=== Activity ===
Retype the data below exactly; skip every image.

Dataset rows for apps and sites

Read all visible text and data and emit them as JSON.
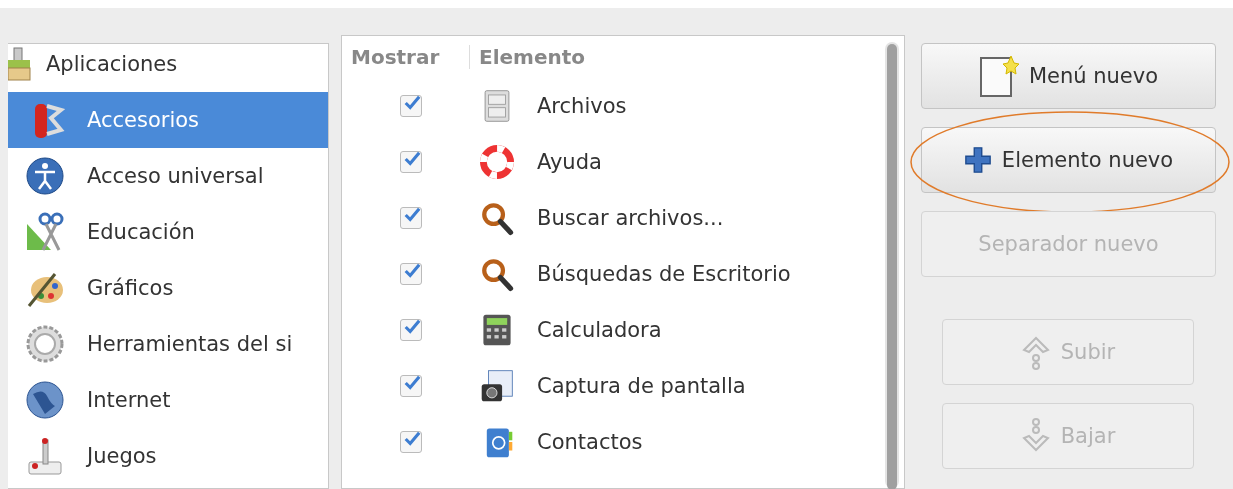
{
  "menus": {
    "items": [
      {
        "label": "Aplicaciones",
        "selected": false,
        "children": [
          {
            "label": "Accesorios",
            "selected": true
          },
          {
            "label": "Acceso universal",
            "selected": false
          },
          {
            "label": "Educación",
            "selected": false
          },
          {
            "label": "Gráficos",
            "selected": false
          },
          {
            "label": "Herramientas del si",
            "selected": false
          },
          {
            "label": "Internet",
            "selected": false
          },
          {
            "label": "Juegos",
            "selected": false
          }
        ]
      }
    ]
  },
  "items_table": {
    "columns": [
      "Mostrar",
      "Elemento"
    ],
    "rows": [
      {
        "shown": true,
        "name": "Archivos"
      },
      {
        "shown": true,
        "name": "Ayuda"
      },
      {
        "shown": true,
        "name": "Buscar archivos..."
      },
      {
        "shown": true,
        "name": "Búsquedas de Escritorio"
      },
      {
        "shown": true,
        "name": "Calculadora"
      },
      {
        "shown": true,
        "name": "Captura de pantalla"
      },
      {
        "shown": true,
        "name": "Contactos"
      }
    ]
  },
  "buttons": [
    {
      "label": "Menú nuevo",
      "disabled": false,
      "circled": false
    },
    {
      "label": "Elemento nuevo",
      "disabled": false,
      "circled": true
    },
    {
      "label": "Separador nuevo",
      "disabled": true,
      "circled": false
    }
  ],
  "move_buttons": [
    {
      "label": "Subir",
      "disabled": true
    },
    {
      "label": "Bajar",
      "disabled": true
    }
  ]
}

=== Output ===
Read all visible text and data and emit them as JSON.
{
  "menus": {
    "items": [
      {
        "label": "Aplicaciones",
        "selected": false,
        "children": [
          {
            "label": "Accesorios",
            "selected": true
          },
          {
            "label": "Acceso universal",
            "selected": false
          },
          {
            "label": "Educación",
            "selected": false
          },
          {
            "label": "Gráficos",
            "selected": false
          },
          {
            "label": "Herramientas del si",
            "selected": false
          },
          {
            "label": "Internet",
            "selected": false
          },
          {
            "label": "Juegos",
            "selected": false
          }
        ]
      }
    ]
  },
  "items_table": {
    "columns": [
      "Mostrar",
      "Elemento"
    ],
    "rows": [
      {
        "shown": true,
        "name": "Archivos"
      },
      {
        "shown": true,
        "name": "Ayuda"
      },
      {
        "shown": true,
        "name": "Buscar archivos..."
      },
      {
        "shown": true,
        "name": "Búsquedas de Escritorio"
      },
      {
        "shown": true,
        "name": "Calculadora"
      },
      {
        "shown": true,
        "name": "Captura de pantalla"
      },
      {
        "shown": true,
        "name": "Contactos"
      }
    ]
  },
  "buttons": [
    {
      "label": "Menú nuevo",
      "disabled": false,
      "circled": false
    },
    {
      "label": "Elemento nuevo",
      "disabled": false,
      "circled": true
    },
    {
      "label": "Separador nuevo",
      "disabled": true,
      "circled": false
    }
  ],
  "move_buttons": [
    {
      "label": "Subir",
      "disabled": true
    },
    {
      "label": "Bajar",
      "disabled": true
    }
  ]
}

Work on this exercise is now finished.